- Records to use

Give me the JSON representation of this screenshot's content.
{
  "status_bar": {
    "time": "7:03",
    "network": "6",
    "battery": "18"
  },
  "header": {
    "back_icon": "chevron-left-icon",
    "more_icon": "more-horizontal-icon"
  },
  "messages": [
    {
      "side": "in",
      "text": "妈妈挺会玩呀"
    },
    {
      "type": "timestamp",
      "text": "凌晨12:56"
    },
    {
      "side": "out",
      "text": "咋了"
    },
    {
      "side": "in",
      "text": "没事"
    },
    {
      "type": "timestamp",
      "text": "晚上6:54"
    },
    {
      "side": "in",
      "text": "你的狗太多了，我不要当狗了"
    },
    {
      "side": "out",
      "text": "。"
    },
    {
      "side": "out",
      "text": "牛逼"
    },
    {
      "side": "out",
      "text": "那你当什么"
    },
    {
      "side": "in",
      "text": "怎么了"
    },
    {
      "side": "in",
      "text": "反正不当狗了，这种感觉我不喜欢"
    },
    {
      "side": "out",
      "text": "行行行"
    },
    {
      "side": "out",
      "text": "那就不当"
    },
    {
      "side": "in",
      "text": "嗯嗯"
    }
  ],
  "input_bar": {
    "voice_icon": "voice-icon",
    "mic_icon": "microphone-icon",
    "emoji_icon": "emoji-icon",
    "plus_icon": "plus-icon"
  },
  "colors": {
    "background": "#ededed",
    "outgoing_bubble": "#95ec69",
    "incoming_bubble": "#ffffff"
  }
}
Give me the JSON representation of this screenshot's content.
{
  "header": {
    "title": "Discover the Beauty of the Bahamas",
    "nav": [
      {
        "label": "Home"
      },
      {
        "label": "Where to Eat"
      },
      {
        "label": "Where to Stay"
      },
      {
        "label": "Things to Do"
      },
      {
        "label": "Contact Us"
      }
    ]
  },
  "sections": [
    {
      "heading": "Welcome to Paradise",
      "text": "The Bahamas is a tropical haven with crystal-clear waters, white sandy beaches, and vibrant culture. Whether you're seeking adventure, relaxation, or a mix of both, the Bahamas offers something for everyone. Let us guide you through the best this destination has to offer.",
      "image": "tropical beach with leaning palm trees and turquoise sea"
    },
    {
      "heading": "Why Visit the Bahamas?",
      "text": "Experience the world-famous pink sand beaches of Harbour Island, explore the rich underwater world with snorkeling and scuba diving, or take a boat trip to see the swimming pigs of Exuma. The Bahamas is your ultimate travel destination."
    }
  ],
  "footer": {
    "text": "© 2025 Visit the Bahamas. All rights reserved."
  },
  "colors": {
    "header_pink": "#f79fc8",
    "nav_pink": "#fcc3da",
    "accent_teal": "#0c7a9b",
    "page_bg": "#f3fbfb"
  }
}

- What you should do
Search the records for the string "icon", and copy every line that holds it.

- Exercise answer
    "back_icon": "chevron-left-icon",
    "more_icon": "more-horizontal-icon"
    "voice_icon": "voice-icon",
    "mic_icon": "microphone-icon",
    "emoji_icon": "emoji-icon",
    "plus_icon": "plus-icon"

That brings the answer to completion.